When asked, Rick’s summation of his main reason for filmmaking is simple: his own flesh and blood. He spoke highly of his son and daughter, both of whom share his passion for animals and ecosystem, and to whom he would like to leave a legacy of his efforts as a filmmaker. Rick’s closing thought resonated through my mind on the drive home, the blaze orange sun heading quickly for the smoky horizon. And yet again, it pulses through my mind as I sit here in the quiet of night, writing his story.
“This is probably the most dynamic time in human history, and I know every generation likes to think that. But we are actually living on this precipice of either being the heroes of our species, or the end of it, and that’s where we sit,” Rick said.
“I can’t leave a legacy to my kids of having sat on my hands. I can’t say when asked by my grandchildren, ‘What did you do about the orcas? What did you do about the pandas? What did you do about the whatever?’ I can’t say, ‘Well, I read stuff on Facebook. I signed petitions.’ The reality is, I have an avenue. I have something I can do that’s going to create change, even on a small scale.”

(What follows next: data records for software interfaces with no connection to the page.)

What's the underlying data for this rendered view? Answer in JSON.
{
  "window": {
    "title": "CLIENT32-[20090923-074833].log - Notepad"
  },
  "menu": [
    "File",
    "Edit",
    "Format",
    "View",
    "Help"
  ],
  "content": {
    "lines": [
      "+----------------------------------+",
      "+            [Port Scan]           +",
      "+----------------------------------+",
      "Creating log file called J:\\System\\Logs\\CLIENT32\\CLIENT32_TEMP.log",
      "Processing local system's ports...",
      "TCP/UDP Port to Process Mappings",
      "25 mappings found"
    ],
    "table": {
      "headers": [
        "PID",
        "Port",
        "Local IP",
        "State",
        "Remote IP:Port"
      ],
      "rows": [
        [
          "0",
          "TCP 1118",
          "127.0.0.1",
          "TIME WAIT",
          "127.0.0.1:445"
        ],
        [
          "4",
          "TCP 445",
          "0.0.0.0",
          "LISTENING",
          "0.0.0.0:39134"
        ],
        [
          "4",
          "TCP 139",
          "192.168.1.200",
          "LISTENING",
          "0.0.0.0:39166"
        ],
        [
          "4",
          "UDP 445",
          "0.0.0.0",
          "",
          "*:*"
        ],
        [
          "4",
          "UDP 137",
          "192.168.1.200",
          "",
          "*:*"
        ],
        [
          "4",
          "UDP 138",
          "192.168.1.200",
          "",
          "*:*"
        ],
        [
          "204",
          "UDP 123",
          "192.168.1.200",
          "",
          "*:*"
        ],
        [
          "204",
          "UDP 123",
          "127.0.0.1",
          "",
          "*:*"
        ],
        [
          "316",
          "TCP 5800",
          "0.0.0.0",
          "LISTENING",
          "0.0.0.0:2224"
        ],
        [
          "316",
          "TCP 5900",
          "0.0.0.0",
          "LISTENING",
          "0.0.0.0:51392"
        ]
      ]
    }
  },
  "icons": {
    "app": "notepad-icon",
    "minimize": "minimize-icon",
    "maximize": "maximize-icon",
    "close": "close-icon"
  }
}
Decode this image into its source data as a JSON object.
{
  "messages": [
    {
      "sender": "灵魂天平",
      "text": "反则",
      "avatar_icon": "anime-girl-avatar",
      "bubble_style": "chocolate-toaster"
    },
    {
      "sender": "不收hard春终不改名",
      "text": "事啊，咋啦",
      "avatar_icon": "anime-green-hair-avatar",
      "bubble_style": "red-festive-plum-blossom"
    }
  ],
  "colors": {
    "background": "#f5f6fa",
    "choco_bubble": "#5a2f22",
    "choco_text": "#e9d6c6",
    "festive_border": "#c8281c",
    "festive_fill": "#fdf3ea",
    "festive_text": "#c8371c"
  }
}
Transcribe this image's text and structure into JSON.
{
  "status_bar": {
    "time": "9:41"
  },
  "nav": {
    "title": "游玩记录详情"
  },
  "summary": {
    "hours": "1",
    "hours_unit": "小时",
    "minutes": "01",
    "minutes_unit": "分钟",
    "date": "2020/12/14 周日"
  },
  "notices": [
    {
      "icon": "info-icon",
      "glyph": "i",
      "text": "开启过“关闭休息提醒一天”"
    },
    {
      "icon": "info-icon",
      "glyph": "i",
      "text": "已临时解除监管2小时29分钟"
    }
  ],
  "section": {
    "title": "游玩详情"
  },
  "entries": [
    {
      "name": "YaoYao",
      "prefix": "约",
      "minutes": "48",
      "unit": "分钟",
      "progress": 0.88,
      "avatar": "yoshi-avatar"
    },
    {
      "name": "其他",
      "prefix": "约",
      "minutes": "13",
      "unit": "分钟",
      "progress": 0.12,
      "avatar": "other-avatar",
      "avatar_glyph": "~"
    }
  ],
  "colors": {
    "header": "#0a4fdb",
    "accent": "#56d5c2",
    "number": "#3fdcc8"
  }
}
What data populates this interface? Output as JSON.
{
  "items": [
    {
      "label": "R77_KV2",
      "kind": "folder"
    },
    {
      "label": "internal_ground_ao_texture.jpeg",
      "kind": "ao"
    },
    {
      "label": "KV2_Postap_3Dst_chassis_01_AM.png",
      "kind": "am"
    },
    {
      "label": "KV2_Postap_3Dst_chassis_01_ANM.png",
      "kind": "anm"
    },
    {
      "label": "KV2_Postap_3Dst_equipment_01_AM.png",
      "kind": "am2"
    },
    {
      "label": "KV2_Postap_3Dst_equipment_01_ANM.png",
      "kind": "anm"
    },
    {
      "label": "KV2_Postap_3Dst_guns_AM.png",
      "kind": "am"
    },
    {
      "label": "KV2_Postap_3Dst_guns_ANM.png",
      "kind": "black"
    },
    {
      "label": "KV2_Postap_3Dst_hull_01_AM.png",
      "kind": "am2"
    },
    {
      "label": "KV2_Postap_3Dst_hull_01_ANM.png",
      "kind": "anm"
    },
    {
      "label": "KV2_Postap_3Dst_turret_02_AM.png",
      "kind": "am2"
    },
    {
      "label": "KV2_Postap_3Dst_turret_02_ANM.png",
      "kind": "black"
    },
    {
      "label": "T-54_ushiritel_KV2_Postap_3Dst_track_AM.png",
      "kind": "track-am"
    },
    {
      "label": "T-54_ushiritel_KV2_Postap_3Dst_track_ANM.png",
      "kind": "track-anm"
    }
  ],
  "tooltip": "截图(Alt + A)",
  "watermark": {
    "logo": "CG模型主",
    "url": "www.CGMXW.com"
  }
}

Nothing is small scale with Rick Wood, and his films are evidence of such. Funding is still underway for the project, in what Rick hopes will be his benchmark piece. He knows he will return to see his friends in the water again, and as he takes the message of hope, survival, and conservation to the masses, he wants to reciprocate what they did for him on the rocks that day. He simply wants to make sure they’re okay.